Recent stricter lockdown measures brought on by dramatic increases in the spread of COVID-19 have brought out the best and the worst of us.

On the one hand, there have been many heartwarming acts of generosity by ordinary citizens to help those who have been hardest hit by the closure of all but essential businesses.

Over the past few weeks, with some families affected by a sudden loss of income, some individuals, groups and businesses have been selflessly providing monetary and food support to the less fortunate.

A powerful reminder that there are many good people in this country can be found in the rural community of Mon Desir, where residents have pooled their resources to set up a food hub at the community centre, where anyone in need of basic food and personal care items can pick up what they need, no questions asked.

A few businesses around the country have also set up areas where those much-needed supplies can be collected.
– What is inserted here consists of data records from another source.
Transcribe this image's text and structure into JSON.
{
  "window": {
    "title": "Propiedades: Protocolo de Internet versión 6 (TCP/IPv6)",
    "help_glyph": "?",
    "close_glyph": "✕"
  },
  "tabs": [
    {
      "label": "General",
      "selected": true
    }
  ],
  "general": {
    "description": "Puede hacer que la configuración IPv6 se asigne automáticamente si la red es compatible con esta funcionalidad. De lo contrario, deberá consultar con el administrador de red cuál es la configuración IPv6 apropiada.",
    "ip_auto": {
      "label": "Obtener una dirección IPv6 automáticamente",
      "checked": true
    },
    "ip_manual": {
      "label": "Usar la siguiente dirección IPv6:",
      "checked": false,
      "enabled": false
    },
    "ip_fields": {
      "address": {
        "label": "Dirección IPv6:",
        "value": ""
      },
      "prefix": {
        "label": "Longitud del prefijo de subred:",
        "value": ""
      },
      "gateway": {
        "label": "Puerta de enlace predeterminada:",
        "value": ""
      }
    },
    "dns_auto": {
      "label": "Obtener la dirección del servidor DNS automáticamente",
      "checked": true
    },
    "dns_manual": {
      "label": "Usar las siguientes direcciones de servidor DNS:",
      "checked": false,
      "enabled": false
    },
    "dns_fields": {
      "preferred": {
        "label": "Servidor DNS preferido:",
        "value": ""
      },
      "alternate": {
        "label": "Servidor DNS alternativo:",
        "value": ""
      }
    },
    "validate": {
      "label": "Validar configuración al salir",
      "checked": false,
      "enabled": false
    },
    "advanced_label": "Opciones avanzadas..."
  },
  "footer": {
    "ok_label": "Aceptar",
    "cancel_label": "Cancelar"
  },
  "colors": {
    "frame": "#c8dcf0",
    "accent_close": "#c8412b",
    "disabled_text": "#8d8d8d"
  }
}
Others have been packing and dropping off food hampers for families struggling to make ends meet.

These gestures supplement the various grants for salary and food relief provided by the state. They go a long way in battling the hunger and poverty made worse by the pandemic.

In contrast to these efforts that are so worthy of applause, there are, unfortunately, those unscrupulous individuals who are exploiting the dire circumstances with price gouging and other unsavoury practices.

There are reports of some retailers taking advantage of a shortage of cement and charging double the usual price. That means that a bag of cement which usually costs around $46 is now being sold for as much as $150 a bag.

Cement supply issues are due to a halt in operations at Trinidad Cement Ltd (TCL), while Hard Rock Cement has temporarily stopped sale and distribution.

There have also been complaints about unconscionable increases in prices for other hardware items.

Fingers have been pointed at some smaller hardware stores since the big operators, such as Dansteel and Bhagwansingh’s, have temporarily closed in response to rising COVID-19 numbers.

It is disappointing that the Consumer Affairs Division (CAD), the protection and advocacy arm of the Ministry of Trade and Industry, which has as its main mandate safeguarding the interests of consumers, says it can do nothing about the increase in cement prices.

The only words from the CAD so far have been an appeal to citizens to pay attention to the products they are purchasing and the prices they are paying. This is of very little help to people who are dipping deeper into their pockets.

There is a need for an immediate investigation and much more robust response, with consequences for businesses indulging in this blatant profiteering.

Last year, Trade Minister Paula Gopee-Scoon reacted to reports of price gouging with a warning that there would be severe penalties for businesses guilty of such “corrupt and unprincipled behaviour” during a public health emergency.

Hopefully, there will be swift and decisive action to halt this practice, which only adds to hardships at an already difficult time in the country.